Since Bay’s first fall in 2004, an innovative schedule has driven the student experience. Bay’s faculty and staff continue to innovate our schedule and program with attention to the educational watchwords of the 21st century: integrated, authentic, innovative, and flexible. Some of our primary goals include increasing opportunities for experiential, project-based, and interdisciplinary learning while maintaining our strengths in the acquisition of foundational skills and a reasonable pace to the year.
In 2018, after thorough research including input from parents and students, and review of dynamic schedule models from around the country, Bay launched Schedule 2.0, a new schedule that includes more expansive blocks of time for true 21st century learning with time for work off campus, opportunities to engage with experts in a given field, and the ability to focus on extended projects.
In a semester schedule, Immersives occur twice per year for three weeks at a time. In each of these three-week terms, one in January and one in late May/early June, students take a single academic course for a grade and credit, all day every day for three weeks. Known as “J-term” at the college level, these courses of extended study provide great variety and depth for students. Courses include a ninth grade course on immigration and the impact of economics, politics, geography, and society on a family's decision to emigrate; a tenth grade course in which students attempt to answer, "Why do we still read Shakespeare?," by exploring the themes and values from Shakespeare's works that permeate our world and partnering with theater professionals create their own adaptations "unbound" from historical context; a Buddhism course in which students study Buddhist teachings and philosophy, practice mindfulness and meditation, and visit local Buddhist communities to hear from practitioners; and, Mathematics of Democracy, in which students study current and proposed voting and representation schemes through a mathematical lens to understand how an individual or group can make decisions and impact policy.

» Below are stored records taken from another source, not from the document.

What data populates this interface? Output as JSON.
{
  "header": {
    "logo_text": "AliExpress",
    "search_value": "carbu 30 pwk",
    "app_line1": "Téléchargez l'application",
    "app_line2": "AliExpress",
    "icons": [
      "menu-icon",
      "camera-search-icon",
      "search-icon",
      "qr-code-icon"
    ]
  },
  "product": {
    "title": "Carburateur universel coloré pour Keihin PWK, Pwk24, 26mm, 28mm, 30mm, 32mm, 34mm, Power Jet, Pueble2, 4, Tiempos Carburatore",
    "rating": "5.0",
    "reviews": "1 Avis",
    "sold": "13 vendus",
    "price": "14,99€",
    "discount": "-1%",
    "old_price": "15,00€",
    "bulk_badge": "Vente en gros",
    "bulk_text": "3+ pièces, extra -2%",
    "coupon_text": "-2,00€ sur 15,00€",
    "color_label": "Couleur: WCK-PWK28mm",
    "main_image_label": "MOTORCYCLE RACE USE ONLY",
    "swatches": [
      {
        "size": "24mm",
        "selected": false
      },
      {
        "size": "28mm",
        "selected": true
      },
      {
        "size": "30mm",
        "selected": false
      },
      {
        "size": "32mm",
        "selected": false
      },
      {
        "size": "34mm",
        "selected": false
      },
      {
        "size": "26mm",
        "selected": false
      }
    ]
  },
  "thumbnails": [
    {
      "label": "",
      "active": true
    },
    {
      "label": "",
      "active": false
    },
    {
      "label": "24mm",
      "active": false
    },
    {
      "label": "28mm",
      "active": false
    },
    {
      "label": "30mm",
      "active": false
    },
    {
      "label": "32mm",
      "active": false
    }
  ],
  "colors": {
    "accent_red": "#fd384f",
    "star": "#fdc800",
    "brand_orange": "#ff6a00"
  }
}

Experience Immersives at Bay
Imagine learning about politics by meeting politicians, experiencing Shakespeare by creating your own films or staging your own play, understanding the history and ecology of our state through multi-day field trips and field research, or discovering more about science by conducting your own scientific research. Immersive courses are designed from the ground up to be unlike any academic course you have ever taken. They focus on experiences, and connecting, not on sitting still in class or memorizing “stuff.”
Go deep, get outside the classroom, and undertake ambitious projects and as you build, create, inquire, explore, and connect with others.
Frequently Asked Questions
What is an Immersive course?
An Immersive meets for the equivalent number of hours as a semester course. Each Immersive course carries the same academic weight as a semester course. The kinds of teaching and learning that occur in each term differ, but the academic richness is the same. Immersive courses are affiliated with academic departments — often in interdisciplinary ways — and fulfill graduation requirements in those departments just as a semester-long course does.
What kind of travel opportunities do you offer during Immersive terms?
Travel opportunities tend to be limited in most high school schedules by the fact that students are taking multiple courses at a time: travel must happen either during vacations, therefore often disconnected from academic learning, or during the term itself, pulling students away from class time in other courses. Immersives allow for a much better solution. Travel can be an integral part of an academic course without impacting a student’s other courses. A course on natural history can spend multiple days at a field research station in the Sierra. Students in a course on American culture can immerse themselves in communities outside of California. In keeping with Bay’s values, all courses are accessible to all students regardless of flexible-tuition status.
How does service learning factor into Immersive terms?
Teens need to be connected to communities outside their school’s walls and gain appreciation for their privilege and the value of helping others. Research has shown that one of the best ways to make service meaningful and impactful is to connect that learning deeply with a student’s academic coursework. We are excited to have the time during Immersive courses to get students off campus for service projects connected to their coursework. Whether learning about homelessness through internships, doing ecological restoration as they learn about hydrology, or performing their Shakespeare interpretations for middle schools or retirement homes, students engage with their communities.